TASK GOAL: Print every entry again, precisely as written.

Segment Open

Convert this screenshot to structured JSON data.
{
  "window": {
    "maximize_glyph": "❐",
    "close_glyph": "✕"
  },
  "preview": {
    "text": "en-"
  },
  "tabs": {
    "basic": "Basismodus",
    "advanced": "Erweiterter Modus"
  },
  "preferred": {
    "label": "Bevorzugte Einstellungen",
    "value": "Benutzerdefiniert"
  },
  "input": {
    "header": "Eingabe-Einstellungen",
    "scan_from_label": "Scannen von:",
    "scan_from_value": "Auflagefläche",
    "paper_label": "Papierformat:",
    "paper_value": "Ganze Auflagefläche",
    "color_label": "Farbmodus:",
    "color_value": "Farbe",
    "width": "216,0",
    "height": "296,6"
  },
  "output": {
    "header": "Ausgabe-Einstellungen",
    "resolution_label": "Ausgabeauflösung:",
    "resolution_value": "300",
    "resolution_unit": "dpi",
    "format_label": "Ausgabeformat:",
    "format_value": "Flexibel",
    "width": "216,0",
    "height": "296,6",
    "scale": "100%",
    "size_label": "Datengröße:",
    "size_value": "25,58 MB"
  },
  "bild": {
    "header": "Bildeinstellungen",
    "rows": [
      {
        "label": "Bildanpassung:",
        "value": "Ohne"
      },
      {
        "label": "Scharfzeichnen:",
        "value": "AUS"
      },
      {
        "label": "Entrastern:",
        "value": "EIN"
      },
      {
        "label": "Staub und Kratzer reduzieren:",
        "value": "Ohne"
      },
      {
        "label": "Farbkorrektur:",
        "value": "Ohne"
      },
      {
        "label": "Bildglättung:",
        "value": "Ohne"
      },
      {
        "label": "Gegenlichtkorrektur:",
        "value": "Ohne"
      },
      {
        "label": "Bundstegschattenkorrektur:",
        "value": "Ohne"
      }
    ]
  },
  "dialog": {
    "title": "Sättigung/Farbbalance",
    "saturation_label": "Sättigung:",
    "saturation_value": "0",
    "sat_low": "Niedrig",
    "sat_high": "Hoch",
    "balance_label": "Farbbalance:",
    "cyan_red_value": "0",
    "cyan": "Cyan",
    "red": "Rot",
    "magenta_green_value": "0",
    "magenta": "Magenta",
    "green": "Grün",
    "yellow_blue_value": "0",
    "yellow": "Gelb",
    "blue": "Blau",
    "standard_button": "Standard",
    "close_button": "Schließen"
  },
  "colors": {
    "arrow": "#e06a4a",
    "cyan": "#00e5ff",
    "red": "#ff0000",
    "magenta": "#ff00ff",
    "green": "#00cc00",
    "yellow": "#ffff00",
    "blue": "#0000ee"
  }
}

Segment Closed

YOUR RESPONSE:
Convert this screenshot to structured JSON data.
{
  "window": {
    "maximize_glyph": "❐",
    "close_glyph": "✕"
  },
  "preview": {
    "text": "en-"
  },
  "tabs": {
    "basic": "Basismodus",
    "advanced": "Erweiterter Modus"
  },
  "preferred": {
    "label": "Bevorzugte Einstellungen",
    "value": "Benutzerdefiniert"
  },
  "input": {
    "header": "Eingabe-Einstellungen",
    "scan_from_label": "Scannen von:",
    "scan_from_value": "Auflagefläche",
    "paper_label": "Papierformat:",
    "paper_value": "Ganze Auflagefläche",
    "color_label": "Farbmodus:",
    "color_value": "Farbe",
    "width": "216,0",
    "height": "296,6"
  },
  "output": {
    "header": "Ausgabe-Einstellungen",
    "resolution_label": "Ausgabeauflösung:",
    "resolution_value": "300",
    "resolution_unit": "dpi",
    "format_label": "Ausgabeformat:",
    "format_value": "Flexibel",
    "width": "216,0",
    "height": "296,6",
    "scale": "100%",
    "size_label": "Datengröße:",
    "size_value": "25,58 MB"
  },
  "bild": {
    "header": "Bildeinstellungen",
    "rows": [
      {
        "label": "Bildanpassung:",
        "value": "Ohne"
      },
      {
        "label": "Scharfzeichnen:",
        "value": "AUS"
      },
      {
        "label": "Entrastern:",
        "value": "EIN"
      },
      {
        "label": "Staub und Kratzer reduzieren:",
        "value": "Ohne"
      },
      {
        "label": "Farbkorrektur:",
        "value": "Ohne"
      },
      {
        "label": "Bildglättung:",
        "value": "Ohne"
      },
      {
        "label": "Gegenlichtkorrektur:",
        "value": "Ohne"
      },
      {
        "label": "Bundstegschattenkorrektur:",
        "value": "Ohne"
      }
    ]
  },
  "dialog": {
    "title": "Sättigung/Farbbalance",
    "saturation_label": "Sättigung:",
    "saturation_value": "0",
    "sat_low": "Niedrig",
    "sat_high": "Hoch",
    "balance_label": "Farbbalance:",
    "cyan_red_value": "0",
    "cyan": "Cyan",
    "red": "Rot",
    "magenta_green_value": "0",
    "magenta": "Magenta",
    "green": "Grün",
    "yellow_blue_value": "0",
    "yellow": "Gelb",
    "blue": "Blau",
    "standard_button": "Standard",
    "close_button": "Schließen"
  },
  "colors": {
    "arrow": "#e06a4a",
    "cyan": "#00e5ff",
    "red": "#ff0000",
    "magenta": "#ff00ff",
    "green": "#00cc00",
    "yellow": "#ffff00",
    "blue": "#0000ee"
  }
}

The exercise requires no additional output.